» **Information shown**
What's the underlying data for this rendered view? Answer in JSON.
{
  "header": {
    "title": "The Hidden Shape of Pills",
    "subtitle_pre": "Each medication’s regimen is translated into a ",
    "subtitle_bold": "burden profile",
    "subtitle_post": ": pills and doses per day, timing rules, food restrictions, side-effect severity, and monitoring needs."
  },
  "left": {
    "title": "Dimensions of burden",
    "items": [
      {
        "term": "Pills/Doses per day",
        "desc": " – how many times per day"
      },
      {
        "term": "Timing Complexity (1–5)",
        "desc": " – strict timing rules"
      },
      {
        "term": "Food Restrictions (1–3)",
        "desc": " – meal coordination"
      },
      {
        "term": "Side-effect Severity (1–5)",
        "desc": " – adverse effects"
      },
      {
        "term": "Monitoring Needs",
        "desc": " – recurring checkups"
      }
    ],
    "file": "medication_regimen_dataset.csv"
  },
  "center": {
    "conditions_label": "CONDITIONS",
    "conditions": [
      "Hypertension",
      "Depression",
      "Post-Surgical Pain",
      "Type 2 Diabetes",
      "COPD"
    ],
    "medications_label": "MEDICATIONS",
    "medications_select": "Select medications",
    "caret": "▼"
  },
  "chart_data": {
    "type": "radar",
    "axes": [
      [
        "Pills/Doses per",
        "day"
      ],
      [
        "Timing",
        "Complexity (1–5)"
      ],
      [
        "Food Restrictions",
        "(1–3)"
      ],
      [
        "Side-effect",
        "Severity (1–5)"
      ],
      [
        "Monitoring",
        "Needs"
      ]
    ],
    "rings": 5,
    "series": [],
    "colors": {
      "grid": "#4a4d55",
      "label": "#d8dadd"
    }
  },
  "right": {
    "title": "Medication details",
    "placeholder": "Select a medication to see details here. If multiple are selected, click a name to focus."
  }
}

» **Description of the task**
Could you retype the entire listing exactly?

» **Output of the exercise**
What's the underlying data for this rendered view? Answer in JSON.
{
  "header": {
    "title": "The Hidden Shape of Pills",
    "subtitle_pre": "Each medication’s regimen is translated into a ",
    "subtitle_bold": "burden profile",
    "subtitle_post": ": pills and doses per day, timing rules, food restrictions, side-effect severity, and monitoring needs."
  },
  "left": {
    "title": "Dimensions of burden",
    "items": [
      {
        "term": "Pills/Doses per day",
        "desc": " – how many times per day"
      },
      {
        "term": "Timing Complexity (1–5)",
        "desc": " – strict timing rules"
      },
      {
        "term": "Food Restrictions (1–3)",
        "desc": " – meal coordination"
      },
      {
        "term": "Side-effect Severity (1–5)",
        "desc": " – adverse effects"
      },
      {
        "term": "Monitoring Needs",
        "desc": " – recurring checkups"
      }
    ],
    "file": "medication_regimen_dataset.csv"
  },
  "center": {
    "conditions_label": "CONDITIONS",
    "conditions": [
      "Hypertension",
      "Depression",
      "Post-Surgical Pain",
      "Type 2 Diabetes",
      "COPD"
    ],
    "medications_label": "MEDICATIONS",
    "medications_select": "Select medications",
    "caret": "▼"
  },
  "chart_data": {
    "type": "radar",
    "axes": [
      [
        "Pills/Doses per",
        "day"
      ],
      [
        "Timing",
        "Complexity (1–5)"
      ],
      [
        "Food Restrictions",
        "(1–3)"
      ],
      [
        "Side-effect",
        "Severity (1–5)"
      ],
      [
        "Monitoring",
        "Needs"
      ]
    ],
    "rings": 5,
    "series": [],
    "colors": {
      "grid": "#4a4d55",
      "label": "#d8dadd"
    }
  },
  "right": {
    "title": "Medication details",
    "placeholder": "Select a medication to see details here. If multiple are selected, click a name to focus."
  }
}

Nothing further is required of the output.